Walter McFarlane
In June, 2008, I took a trip to Alberta to see my relatives in Sherwood Park. As we drove into town, I looked out my windows at the storefronts and walls for vandalism and graffiti. The community had a reputation for law enforcement relating to vandalism.

A week earlier, I had been in a meeting at Pedro’s with several business owners and concerned members of the community who were upset after a vandal had gone through the downtown core tagging buildings with spray paint.

The group put several plans into place to help keep their homes and businesses safe. The first was to reinstitute Restorative Justice, a system where an offender has the opportunity to make amends for their crimes through community service. Another was Citizens on Patrol, where local residents could get a bike and a red jacket from the RCMP and patrol the neighbourhoods noting activity going on in them.

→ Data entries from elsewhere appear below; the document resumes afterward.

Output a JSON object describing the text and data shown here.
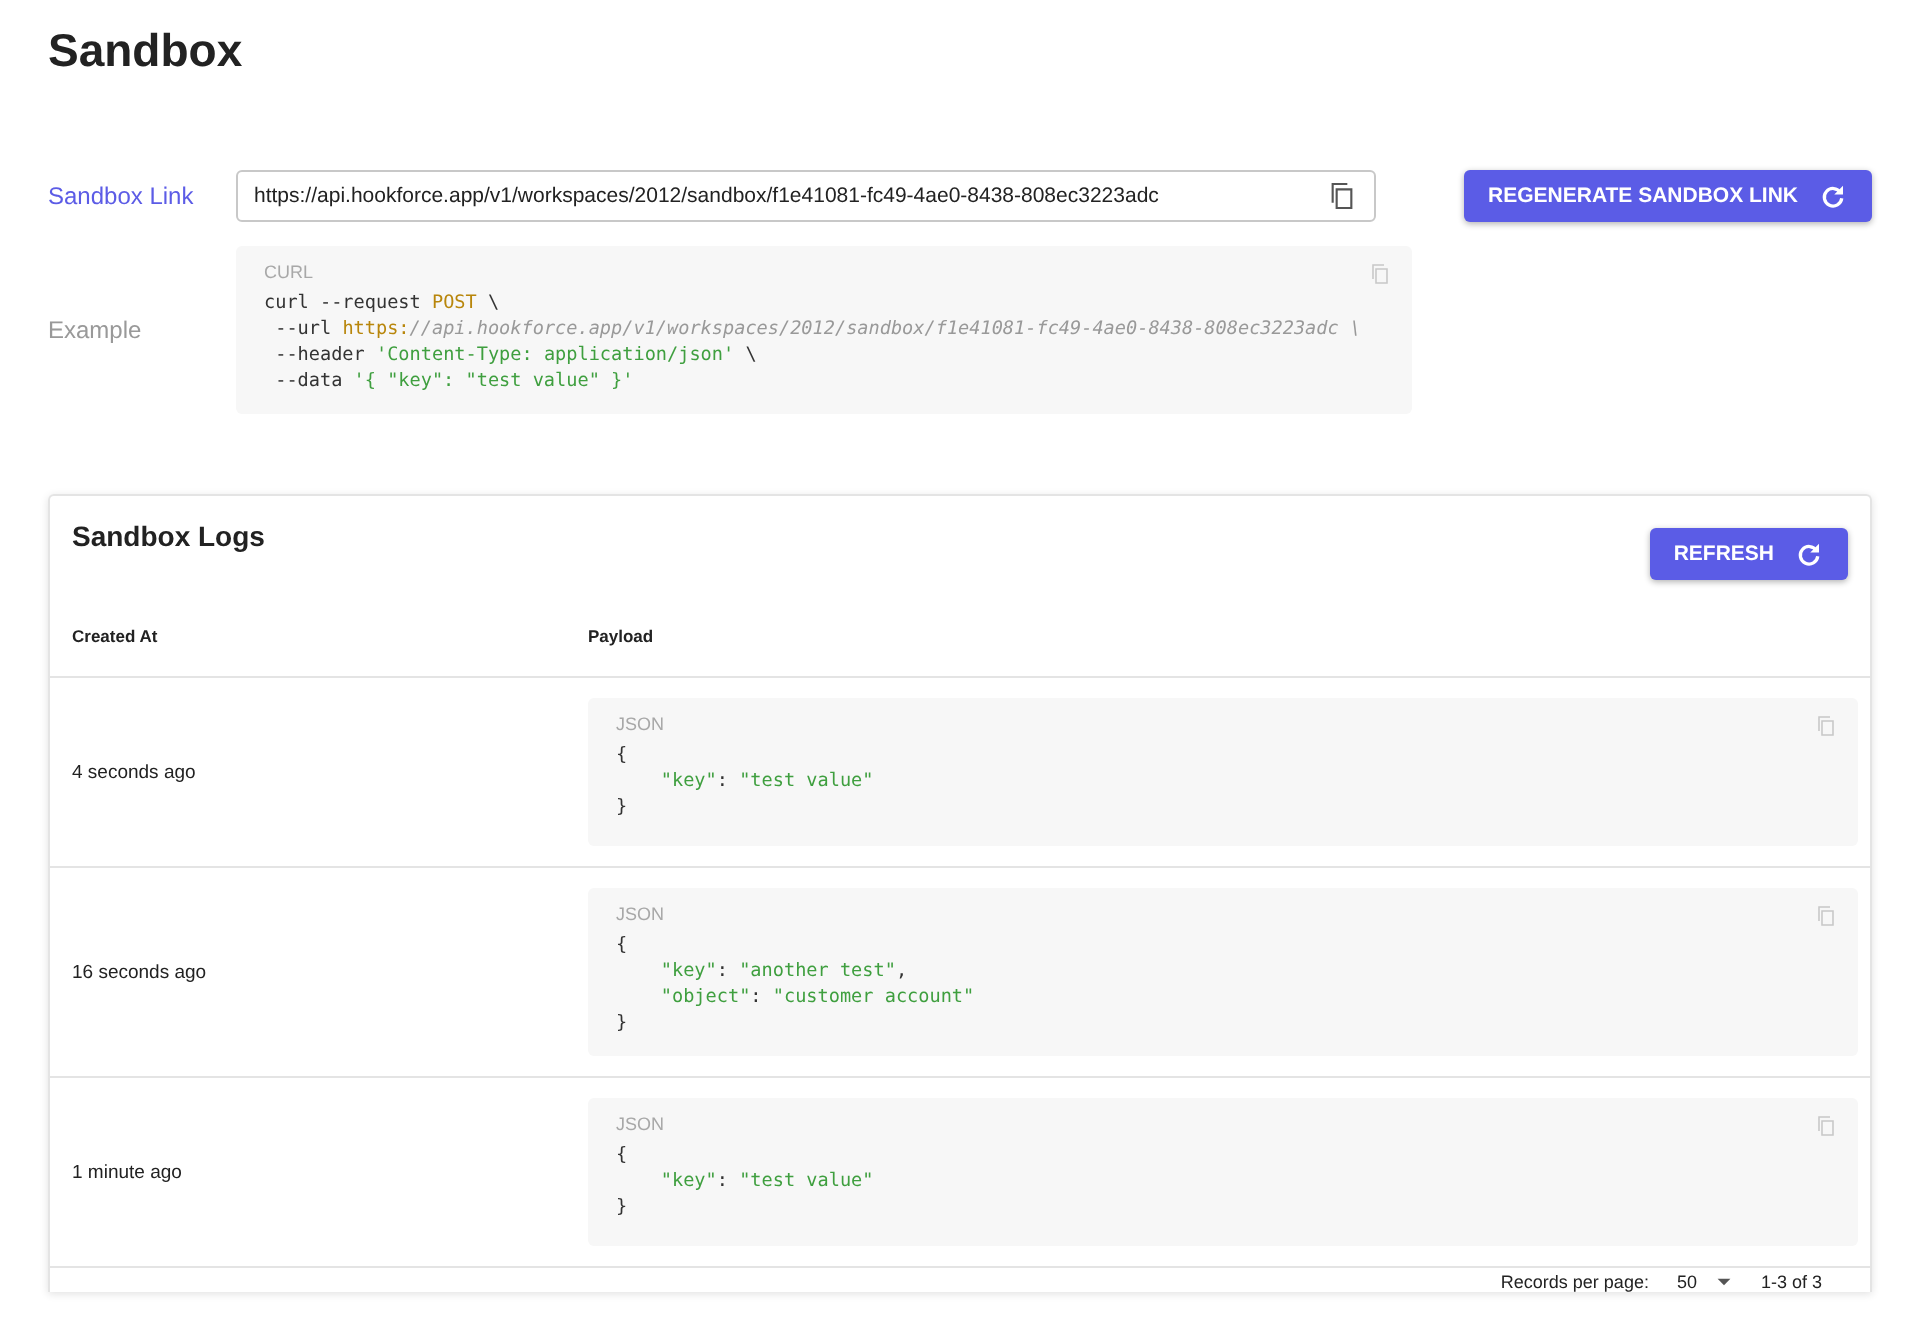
{
  "page": {
    "title": "Sandbox"
  },
  "sandbox_link": {
    "label": "Sandbox Link",
    "value": "https://api.hookforce.app/v1/workspaces/2012/sandbox/f1e41081-fc49-4ae0-8438-808ec3223adc",
    "button": "REGENERATE SANDBOX LINK"
  },
  "example": {
    "label": "Example",
    "language": "CURL",
    "lines": [
      [
        {
          "kind": "plain",
          "text": "curl --request "
        },
        {
          "kind": "keyword",
          "text": "POST"
        },
        {
          "kind": "plain",
          "text": " \\"
        }
      ],
      [
        {
          "kind": "plain",
          "text": " --url "
        },
        {
          "kind": "keyword",
          "text": "https:"
        },
        {
          "kind": "comment",
          "text": "//api.hookforce.app/v1/workspaces/2012/sandbox/f1e41081-fc49-4ae0-8438-808ec3223adc \\"
        }
      ],
      [
        {
          "kind": "plain",
          "text": " --header "
        },
        {
          "kind": "string",
          "text": "'Content-Type: application/json'"
        },
        {
          "kind": "plain",
          "text": " \\"
        }
      ],
      [
        {
          "kind": "plain",
          "text": " --data "
        },
        {
          "kind": "string",
          "text": "'{ \"key\": \"test value\" }'"
        }
      ]
    ]
  },
  "logs": {
    "title": "Sandbox Logs",
    "refresh": "REFRESH",
    "columns": [
      "Created At",
      "Payload"
    ],
    "rows": [
      {
        "created_at": "4 seconds ago",
        "language": "JSON",
        "lines": [
          [
            {
              "kind": "plain",
              "text": "{"
            }
          ],
          [
            {
              "kind": "string",
              "text": "    \"key\""
            },
            {
              "kind": "plain",
              "text": ": "
            },
            {
              "kind": "string",
              "text": "\"test value\""
            }
          ],
          [
            {
              "kind": "plain",
              "text": "}"
            }
          ]
        ]
      },
      {
        "created_at": "16 seconds ago",
        "language": "JSON",
        "lines": [
          [
            {
              "kind": "plain",
              "text": "{"
            }
          ],
          [
            {
              "kind": "string",
              "text": "    \"key\""
            },
            {
              "kind": "plain",
              "text": ": "
            },
            {
              "kind": "string",
              "text": "\"another test\""
            },
            {
              "kind": "plain",
              "text": ","
            }
          ],
          [
            {
              "kind": "string",
              "text": "    \"object\""
            },
            {
              "kind": "plain",
              "text": ": "
            },
            {
              "kind": "string",
              "text": "\"customer account\""
            }
          ],
          [
            {
              "kind": "plain",
              "text": "}"
            }
          ]
        ]
      },
      {
        "created_at": "1 minute ago",
        "language": "JSON",
        "lines": [
          [
            {
              "kind": "plain",
              "text": "{"
            }
          ],
          [
            {
              "kind": "string",
              "text": "    \"key\""
            },
            {
              "kind": "plain",
              "text": ": "
            },
            {
              "kind": "string",
              "text": "\"test value\""
            }
          ],
          [
            {
              "kind": "plain",
              "text": "}"
            }
          ]
        ]
      }
    ],
    "footer": {
      "records_label": "Records per page:",
      "records_value": "50",
      "range": "1-3 of 3"
    }
  }
}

The third, and this is one of those good ideas which failed, was the Public Safety Camera Initiative. The idea, which was put forward, was to put cameras around the community in areas which see a lot of vandalism.

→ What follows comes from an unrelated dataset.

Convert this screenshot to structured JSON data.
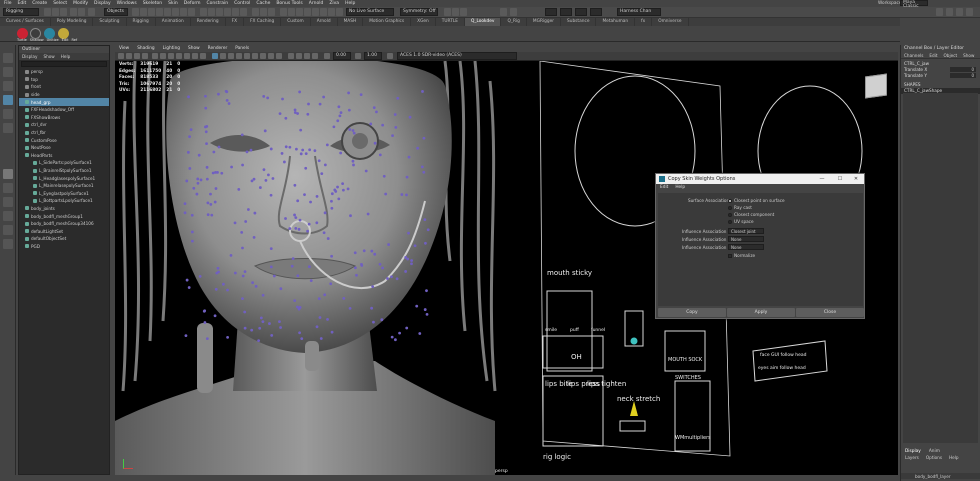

The idea met opposition from the City Hall Administration for a variety of reasons. One of which was who would monitor the cameras. However, privacy laws prevent the cameras from being monitored, just looked at in the case of a crime.

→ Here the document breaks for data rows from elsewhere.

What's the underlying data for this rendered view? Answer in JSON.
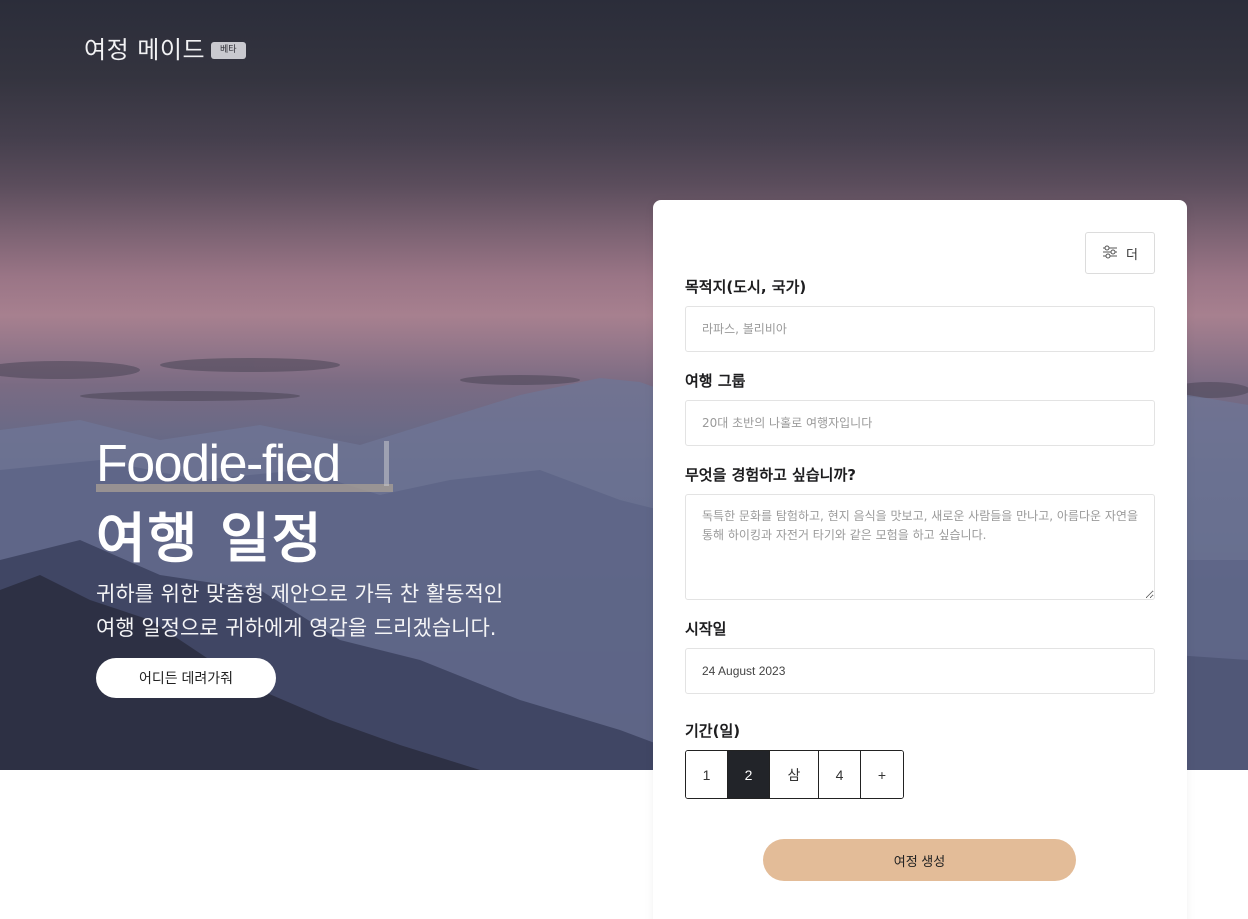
{
  "header": {
    "brand": "여정 메이드",
    "badge": "베타"
  },
  "hero": {
    "title_en": "Foodie-fied",
    "title_ko": "여행 일정",
    "subtitle_line1": "귀하를 위한 맞춤형 제안으로 가득 찬 활동적인",
    "subtitle_line2": "여행 일정으로 귀하에게 영감을 드리겠습니다.",
    "cta_label": "어디든 데려가줘"
  },
  "form": {
    "more_button_label": "더",
    "more_button_icon": "sliders-icon",
    "destination": {
      "label": "목적지(도시, 국가)",
      "placeholder": "라파스, 볼리비아",
      "value": ""
    },
    "group": {
      "label": "여행 그룹",
      "placeholder": "20대 초반의 나홀로 여행자입니다",
      "value": ""
    },
    "experience": {
      "label": "무엇을 경험하고 싶습니까?",
      "placeholder": "독특한 문화를 탐험하고, 현지 음식을 맛보고, 새로운 사람들을 만나고, 아름다운 자연을 통해 하이킹과 자전거 타기와 같은 모험을 하고 싶습니다.",
      "value": ""
    },
    "start_date": {
      "label": "시작일",
      "value": "24 August 2023"
    },
    "duration": {
      "label": "기간(일)",
      "options": [
        "1",
        "2",
        "삼",
        "4",
        "+"
      ],
      "selected": "2"
    },
    "submit_label": "여정 생성"
  },
  "colors": {
    "accent": "#e3bc98",
    "selected_option": "#222429",
    "hero_sky_top": "#2b2d3a",
    "hero_sky_pink": "#a7808f"
  }
}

The cameras were talked about in 2008, 2009 and in 2010, they were finally going to be implemented. Council, the Community Crime Reduction Initiative and Security firms toured the community of Kitimat to look at the high vandalism areas.

During the tour of Nechako Centre, Mayor Joanne Monaghan disappeared for a few minutes. She had found a door, left unsecured into the abandoned building which had been turned into a sort of club house for a group of local people. She expressed this had caught her off guard.

The cameras were not to be. After losing Eurocan in 2009, the money which had been earmarked in the 2010 budget was taken away. This was after the Kitimat City Council budgeted less money to the RCMP, enough money so two police officers would be looking for work elsewhere.

Council at the time, had several ‘Pet’ projects. One of them, a project which the Mayor supported, was underfunded and the debate on it was turning nasty. Monaghan even made an off kilter remark to me against several of her Councillors while we were going into one of these budget meetings.

Finally, it was Rob Goffinet’s solution, comparable to the solution made by King Solomon when two mothers claimed the same baby for their own… Cut the baby in half.

He asked Council to choose which was more important, the Safety Cameras or the Animal Shelter. Council chose the Animal Shelter. In 2012, Council was going through their list of projects and finally removed the project from the list.

Of the two projects which I brought up during my look back on the last 5 years this week, both projects had their moneys drained into the animal shelter.

A few days after the 2010 budget meeting, a friend noted the reduction of the police positions and safety cameras, among other things, showed that animals are more important than people in Kitimat. He suggested the name of the town should be changed to Kitty-mutt. What do you think?

The first Meeting

The First Presentation to Council

The presentation on Cameras

The Tour

Budget 2010: Cameras gone

Cameras Removed from the List